**TASK ITEM:** Give the data again, word for word.

Web page and app entries:
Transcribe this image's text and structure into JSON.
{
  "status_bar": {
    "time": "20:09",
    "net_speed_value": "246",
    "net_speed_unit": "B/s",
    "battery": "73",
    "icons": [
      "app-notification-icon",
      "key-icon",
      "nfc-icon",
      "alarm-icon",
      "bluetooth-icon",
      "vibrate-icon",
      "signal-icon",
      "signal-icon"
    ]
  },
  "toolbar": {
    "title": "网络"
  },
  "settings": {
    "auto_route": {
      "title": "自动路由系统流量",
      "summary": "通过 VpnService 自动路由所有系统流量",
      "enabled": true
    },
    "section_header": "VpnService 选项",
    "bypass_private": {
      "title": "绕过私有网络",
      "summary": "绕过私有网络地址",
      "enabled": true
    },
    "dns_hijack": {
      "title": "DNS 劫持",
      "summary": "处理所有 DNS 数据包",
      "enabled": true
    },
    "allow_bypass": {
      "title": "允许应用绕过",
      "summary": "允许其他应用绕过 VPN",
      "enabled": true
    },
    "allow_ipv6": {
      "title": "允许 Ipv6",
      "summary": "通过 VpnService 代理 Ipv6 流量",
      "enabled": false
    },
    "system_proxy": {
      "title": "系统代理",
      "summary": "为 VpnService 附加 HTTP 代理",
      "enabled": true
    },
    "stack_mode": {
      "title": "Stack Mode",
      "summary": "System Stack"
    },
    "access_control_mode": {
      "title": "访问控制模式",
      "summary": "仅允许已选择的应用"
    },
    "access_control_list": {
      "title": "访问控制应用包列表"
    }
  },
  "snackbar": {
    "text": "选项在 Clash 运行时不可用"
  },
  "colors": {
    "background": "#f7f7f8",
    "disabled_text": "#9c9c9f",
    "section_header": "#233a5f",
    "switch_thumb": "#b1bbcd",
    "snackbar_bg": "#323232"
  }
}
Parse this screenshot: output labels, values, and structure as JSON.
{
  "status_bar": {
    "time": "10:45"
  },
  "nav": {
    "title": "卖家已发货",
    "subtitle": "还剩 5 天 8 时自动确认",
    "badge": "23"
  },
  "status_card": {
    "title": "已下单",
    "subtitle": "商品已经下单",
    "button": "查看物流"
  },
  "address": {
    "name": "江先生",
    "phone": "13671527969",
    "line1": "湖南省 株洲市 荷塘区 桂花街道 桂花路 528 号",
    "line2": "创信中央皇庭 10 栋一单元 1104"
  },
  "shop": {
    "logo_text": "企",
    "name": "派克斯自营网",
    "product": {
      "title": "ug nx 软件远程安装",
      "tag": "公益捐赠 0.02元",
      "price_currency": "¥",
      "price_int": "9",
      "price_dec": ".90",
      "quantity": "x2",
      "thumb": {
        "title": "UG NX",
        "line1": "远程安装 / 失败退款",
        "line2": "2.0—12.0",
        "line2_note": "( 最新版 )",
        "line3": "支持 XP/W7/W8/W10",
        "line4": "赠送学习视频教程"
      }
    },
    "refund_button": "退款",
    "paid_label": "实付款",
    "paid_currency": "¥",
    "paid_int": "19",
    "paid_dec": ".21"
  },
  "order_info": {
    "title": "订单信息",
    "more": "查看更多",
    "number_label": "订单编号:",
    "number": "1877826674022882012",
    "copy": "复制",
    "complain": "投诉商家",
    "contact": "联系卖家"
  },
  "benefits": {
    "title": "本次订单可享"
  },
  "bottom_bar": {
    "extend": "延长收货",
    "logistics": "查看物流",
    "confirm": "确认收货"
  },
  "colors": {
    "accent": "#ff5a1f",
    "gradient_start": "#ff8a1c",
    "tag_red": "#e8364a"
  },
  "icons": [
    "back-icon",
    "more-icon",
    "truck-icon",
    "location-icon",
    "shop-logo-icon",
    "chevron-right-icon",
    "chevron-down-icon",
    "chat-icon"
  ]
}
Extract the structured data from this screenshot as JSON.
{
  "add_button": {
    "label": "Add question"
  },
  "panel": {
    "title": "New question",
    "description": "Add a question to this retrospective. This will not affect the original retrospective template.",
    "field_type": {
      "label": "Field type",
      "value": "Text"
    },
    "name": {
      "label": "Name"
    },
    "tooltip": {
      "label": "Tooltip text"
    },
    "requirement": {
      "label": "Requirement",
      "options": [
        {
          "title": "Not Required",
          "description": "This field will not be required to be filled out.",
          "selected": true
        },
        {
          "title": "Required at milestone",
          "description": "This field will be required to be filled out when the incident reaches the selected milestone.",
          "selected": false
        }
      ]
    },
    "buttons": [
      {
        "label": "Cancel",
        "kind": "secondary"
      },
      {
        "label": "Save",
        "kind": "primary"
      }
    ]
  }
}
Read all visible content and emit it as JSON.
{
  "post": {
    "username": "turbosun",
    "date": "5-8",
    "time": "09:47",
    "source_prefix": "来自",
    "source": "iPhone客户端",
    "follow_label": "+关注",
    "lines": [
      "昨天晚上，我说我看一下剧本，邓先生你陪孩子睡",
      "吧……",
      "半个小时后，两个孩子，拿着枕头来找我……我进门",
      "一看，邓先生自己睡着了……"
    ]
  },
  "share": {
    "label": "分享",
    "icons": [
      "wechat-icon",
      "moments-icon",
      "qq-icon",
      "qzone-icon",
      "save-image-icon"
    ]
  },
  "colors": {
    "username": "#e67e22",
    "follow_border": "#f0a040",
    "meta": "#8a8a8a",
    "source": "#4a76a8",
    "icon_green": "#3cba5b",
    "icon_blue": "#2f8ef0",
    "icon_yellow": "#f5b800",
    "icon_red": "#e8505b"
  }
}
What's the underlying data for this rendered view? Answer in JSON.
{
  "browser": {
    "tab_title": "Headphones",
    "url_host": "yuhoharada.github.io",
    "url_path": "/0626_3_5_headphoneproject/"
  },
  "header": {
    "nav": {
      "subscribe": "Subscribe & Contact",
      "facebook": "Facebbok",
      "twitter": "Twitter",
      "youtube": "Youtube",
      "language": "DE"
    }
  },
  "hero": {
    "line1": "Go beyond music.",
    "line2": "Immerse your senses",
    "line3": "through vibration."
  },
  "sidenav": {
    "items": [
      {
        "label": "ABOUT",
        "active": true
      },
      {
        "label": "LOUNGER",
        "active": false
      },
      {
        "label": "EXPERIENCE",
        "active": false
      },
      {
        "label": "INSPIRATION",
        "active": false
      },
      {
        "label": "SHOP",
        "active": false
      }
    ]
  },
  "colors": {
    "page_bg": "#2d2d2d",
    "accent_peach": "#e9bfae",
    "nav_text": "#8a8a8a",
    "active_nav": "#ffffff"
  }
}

**SOLUTION BELOW:**
Transcribe this image's text and structure into JSON.
{
  "status_bar": {
    "time": "20:09",
    "net_speed_value": "246",
    "net_speed_unit": "B/s",
    "battery": "73",
    "icons": [
      "app-notification-icon",
      "key-icon",
      "nfc-icon",
      "alarm-icon",
      "bluetooth-icon",
      "vibrate-icon",
      "signal-icon",
      "signal-icon"
    ]
  },
  "toolbar": {
    "title": "网络"
  },
  "settings": {
    "auto_route": {
      "title": "自动路由系统流量",
      "summary": "通过 VpnService 自动路由所有系统流量",
      "enabled": true
    },
    "section_header": "VpnService 选项",
    "bypass_private": {
      "title": "绕过私有网络",
      "summary": "绕过私有网络地址",
      "enabled": true
    },
    "dns_hijack": {
      "title": "DNS 劫持",
      "summary": "处理所有 DNS 数据包",
      "enabled": true
    },
    "allow_bypass": {
      "title": "允许应用绕过",
      "summary": "允许其他应用绕过 VPN",
      "enabled": true
    },
    "allow_ipv6": {
      "title": "允许 Ipv6",
      "summary": "通过 VpnService 代理 Ipv6 流量",
      "enabled": false
    },
    "system_proxy": {
      "title": "系统代理",
      "summary": "为 VpnService 附加 HTTP 代理",
      "enabled": true
    },
    "stack_mode": {
      "title": "Stack Mode",
      "summary": "System Stack"
    },
    "access_control_mode": {
      "title": "访问控制模式",
      "summary": "仅允许已选择的应用"
    },
    "access_control_list": {
      "title": "访问控制应用包列表"
    }
  },
  "snackbar": {
    "text": "选项在 Clash 运行时不可用"
  },
  "colors": {
    "background": "#f7f7f8",
    "disabled_text": "#9c9c9f",
    "section_header": "#233a5f",
    "switch_thumb": "#b1bbcd",
    "snackbar_bg": "#323232"
  }
}
Parse this screenshot: output labels, values, and structure as JSON.
{
  "status_bar": {
    "time": "10:45"
  },
  "nav": {
    "title": "卖家已发货",
    "subtitle": "还剩 5 天 8 时自动确认",
    "badge": "23"
  },
  "status_card": {
    "title": "已下单",
    "subtitle": "商品已经下单",
    "button": "查看物流"
  },
  "address": {
    "name": "江先生",
    "phone": "13671527969",
    "line1": "湖南省 株洲市 荷塘区 桂花街道 桂花路 528 号",
    "line2": "创信中央皇庭 10 栋一单元 1104"
  },
  "shop": {
    "logo_text": "企",
    "name": "派克斯自营网",
    "product": {
      "title": "ug nx 软件远程安装",
      "tag": "公益捐赠 0.02元",
      "price_currency": "¥",
      "price_int": "9",
      "price_dec": ".90",
      "quantity": "x2",
      "thumb": {
        "title": "UG NX",
        "line1": "远程安装 / 失败退款",
        "line2": "2.0—12.0",
        "line2_note": "( 最新版 )",
        "line3": "支持 XP/W7/W8/W10",
        "line4": "赠送学习视频教程"
      }
    },
    "refund_button": "退款",
    "paid_label": "实付款",
    "paid_currency": "¥",
    "paid_int": "19",
    "paid_dec": ".21"
  },
  "order_info": {
    "title": "订单信息",
    "more": "查看更多",
    "number_label": "订单编号:",
    "number": "1877826674022882012",
    "copy": "复制",
    "complain": "投诉商家",
    "contact": "联系卖家"
  },
  "benefits": {
    "title": "本次订单可享"
  },
  "bottom_bar": {
    "extend": "延长收货",
    "logistics": "查看物流",
    "confirm": "确认收货"
  },
  "colors": {
    "accent": "#ff5a1f",
    "gradient_start": "#ff8a1c",
    "tag_red": "#e8364a"
  },
  "icons": [
    "back-icon",
    "more-icon",
    "truck-icon",
    "location-icon",
    "shop-logo-icon",
    "chevron-right-icon",
    "chevron-down-icon",
    "chat-icon"
  ]
}
Extract the structured data from this screenshot as JSON.
{
  "add_button": {
    "label": "Add question"
  },
  "panel": {
    "title": "New question",
    "description": "Add a question to this retrospective. This will not affect the original retrospective template.",
    "field_type": {
      "label": "Field type",
      "value": "Text"
    },
    "name": {
      "label": "Name"
    },
    "tooltip": {
      "label": "Tooltip text"
    },
    "requirement": {
      "label": "Requirement",
      "options": [
        {
          "title": "Not Required",
          "description": "This field will not be required to be filled out.",
          "selected": true
        },
        {
          "title": "Required at milestone",
          "description": "This field will be required to be filled out when the incident reaches the selected milestone.",
          "selected": false
        }
      ]
    },
    "buttons": [
      {
        "label": "Cancel",
        "kind": "secondary"
      },
      {
        "label": "Save",
        "kind": "primary"
      }
    ]
  }
}
Read all visible content and emit it as JSON.
{
  "post": {
    "username": "turbosun",
    "date": "5-8",
    "time": "09:47",
    "source_prefix": "来自",
    "source": "iPhone客户端",
    "follow_label": "+关注",
    "lines": [
      "昨天晚上，我说我看一下剧本，邓先生你陪孩子睡",
      "吧……",
      "半个小时后，两个孩子，拿着枕头来找我……我进门",
      "一看，邓先生自己睡着了……"
    ]
  },
  "share": {
    "label": "分享",
    "icons": [
      "wechat-icon",
      "moments-icon",
      "qq-icon",
      "qzone-icon",
      "save-image-icon"
    ]
  },
  "colors": {
    "username": "#e67e22",
    "follow_border": "#f0a040",
    "meta": "#8a8a8a",
    "source": "#4a76a8",
    "icon_green": "#3cba5b",
    "icon_blue": "#2f8ef0",
    "icon_yellow": "#f5b800",
    "icon_red": "#e8505b"
  }
}
What's the underlying data for this rendered view? Answer in JSON.
{
  "browser": {
    "tab_title": "Headphones",
    "url_host": "yuhoharada.github.io",
    "url_path": "/0626_3_5_headphoneproject/"
  },
  "header": {
    "nav": {
      "subscribe": "Subscribe & Contact",
      "facebook": "Facebbok",
      "twitter": "Twitter",
      "youtube": "Youtube",
      "language": "DE"
    }
  },
  "hero": {
    "line1": "Go beyond music.",
    "line2": "Immerse your senses",
    "line3": "through vibration."
  },
  "sidenav": {
    "items": [
      {
        "label": "ABOUT",
        "active": true
      },
      {
        "label": "LOUNGER",
        "active": false
      },
      {
        "label": "EXPERIENCE",
        "active": false
      },
      {
        "label": "INSPIRATION",
        "active": false
      },
      {
        "label": "SHOP",
        "active": false
      }
    ]
  },
  "colors": {
    "page_bg": "#2d2d2d",
    "accent_peach": "#e9bfae",
    "nav_text": "#8a8a8a",
    "active_nav": "#ffffff"
  }
}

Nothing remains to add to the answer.